    prompt = "Enter a command (? for help): "

    def do_EOF(self, args):
    return True
    def do_quit(self, args):
    return True

    @classmethod
    def install_command(class_, f):
    def wrapped(self, arg):
    if arg:
    print "Discarding argument {!r}".format(arg)
    return f()

    wrapped.__doc__ = f.__doc__
    wrapped.__name__ = f.__name__
    class_._add_method("do_" + f.__name__, wrapped)
    return f

    @classmethod
    def _add_method(class_, methodname, method):
    if hasattr(class_, methodname):
    raise ValueError("Duplicate command {!r}".format(methodname))
    setattr(class_, methodname, method)
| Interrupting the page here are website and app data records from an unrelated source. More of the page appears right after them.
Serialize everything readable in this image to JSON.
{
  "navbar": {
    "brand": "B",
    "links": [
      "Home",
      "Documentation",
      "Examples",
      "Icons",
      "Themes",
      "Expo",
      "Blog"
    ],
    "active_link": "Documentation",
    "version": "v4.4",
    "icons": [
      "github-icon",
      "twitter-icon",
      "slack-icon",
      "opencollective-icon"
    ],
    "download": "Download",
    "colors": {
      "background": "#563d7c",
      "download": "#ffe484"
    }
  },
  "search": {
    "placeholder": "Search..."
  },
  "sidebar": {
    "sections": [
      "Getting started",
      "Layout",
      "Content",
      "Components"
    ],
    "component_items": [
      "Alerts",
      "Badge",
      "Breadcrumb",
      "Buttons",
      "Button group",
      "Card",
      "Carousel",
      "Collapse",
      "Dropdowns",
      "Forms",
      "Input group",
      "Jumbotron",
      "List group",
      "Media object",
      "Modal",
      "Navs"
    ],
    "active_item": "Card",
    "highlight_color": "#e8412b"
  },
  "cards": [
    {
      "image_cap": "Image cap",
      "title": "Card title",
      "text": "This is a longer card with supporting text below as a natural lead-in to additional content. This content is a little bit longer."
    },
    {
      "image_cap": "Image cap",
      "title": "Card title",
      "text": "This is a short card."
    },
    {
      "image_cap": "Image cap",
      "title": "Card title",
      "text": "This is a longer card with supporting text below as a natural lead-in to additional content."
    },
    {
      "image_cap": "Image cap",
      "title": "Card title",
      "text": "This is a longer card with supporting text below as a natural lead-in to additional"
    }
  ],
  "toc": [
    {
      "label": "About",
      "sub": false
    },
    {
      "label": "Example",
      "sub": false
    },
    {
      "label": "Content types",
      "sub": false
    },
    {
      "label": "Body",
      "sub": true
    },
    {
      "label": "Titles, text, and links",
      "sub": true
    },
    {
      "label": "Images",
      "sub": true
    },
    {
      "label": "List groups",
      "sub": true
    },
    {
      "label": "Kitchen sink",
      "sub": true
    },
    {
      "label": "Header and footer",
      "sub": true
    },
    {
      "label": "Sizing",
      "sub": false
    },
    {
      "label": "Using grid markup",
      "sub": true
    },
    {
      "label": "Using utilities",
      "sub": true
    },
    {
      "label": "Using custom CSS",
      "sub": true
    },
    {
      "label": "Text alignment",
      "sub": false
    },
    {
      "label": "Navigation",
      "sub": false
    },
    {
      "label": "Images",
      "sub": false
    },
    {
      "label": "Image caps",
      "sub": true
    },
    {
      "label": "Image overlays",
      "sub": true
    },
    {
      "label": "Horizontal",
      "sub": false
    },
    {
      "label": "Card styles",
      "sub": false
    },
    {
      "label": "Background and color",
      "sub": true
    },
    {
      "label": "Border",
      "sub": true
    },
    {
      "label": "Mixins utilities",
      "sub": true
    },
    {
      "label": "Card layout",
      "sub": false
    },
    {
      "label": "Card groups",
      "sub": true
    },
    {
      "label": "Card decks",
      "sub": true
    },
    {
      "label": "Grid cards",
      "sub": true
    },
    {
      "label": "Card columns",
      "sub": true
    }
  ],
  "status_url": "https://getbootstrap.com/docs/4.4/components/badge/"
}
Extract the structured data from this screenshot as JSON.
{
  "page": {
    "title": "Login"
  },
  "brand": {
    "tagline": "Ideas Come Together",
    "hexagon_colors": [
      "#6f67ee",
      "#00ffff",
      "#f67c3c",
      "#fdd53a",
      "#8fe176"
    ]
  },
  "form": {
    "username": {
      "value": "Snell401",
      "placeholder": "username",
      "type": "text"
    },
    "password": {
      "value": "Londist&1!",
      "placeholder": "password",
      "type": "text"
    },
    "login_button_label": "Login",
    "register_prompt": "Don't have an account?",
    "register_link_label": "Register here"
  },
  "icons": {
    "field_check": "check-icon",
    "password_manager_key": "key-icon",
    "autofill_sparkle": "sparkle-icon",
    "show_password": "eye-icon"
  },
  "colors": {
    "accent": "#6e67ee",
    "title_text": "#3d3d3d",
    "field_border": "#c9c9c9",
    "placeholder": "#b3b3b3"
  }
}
    command = Cmd.install_command

    @command
    def install_java():
    "Install Java"
    print "Installing Java"

    @command
    def install_tomcat():
    "Install Tomcat"
    print "Installing Tomcat"

    if __name__ == "__main__":
    Cmd().cmdloop()
     
    Peter Otten, Sep 13, 2012
    #4
    1. Advertising

Want to reply to this thread or ask your own question?

It takes just 2 minutes to sign up (and it's free!). Just click the sign up button to choose a username and then you can ask your own questions on the forum.
Similar Threads
  1. Jabba Laci

    avoid the redefinition of a function

    Jabba Laci, Sep 12, 2012, in forum: Python
    Replies:
    2
    Views:
    194
    Ramchandra Apte
    Sep 12, 2012
  2. D'Arcy Cain
    Replies:
    0
    Views:
    188
    D'Arcy Cain
    Sep 12, 2012
  3. Michael Torrie

    Re: avoid the redefinition of a function

    Michael Torrie, Sep 12, 2012, in forum: Python
    Replies:
    0
    Views:
    190
    Michael Torrie
    Sep 12, 2012
  4. Tim Chase
    Replies:
    0
    Views:
    179
    Tim Chase
    Sep 12, 2012
  5. Terry Reedy
    Replies:
    0
    Views:
    187
    Terry Reedy
    Sep 12, 2012
Loading...

Share This Page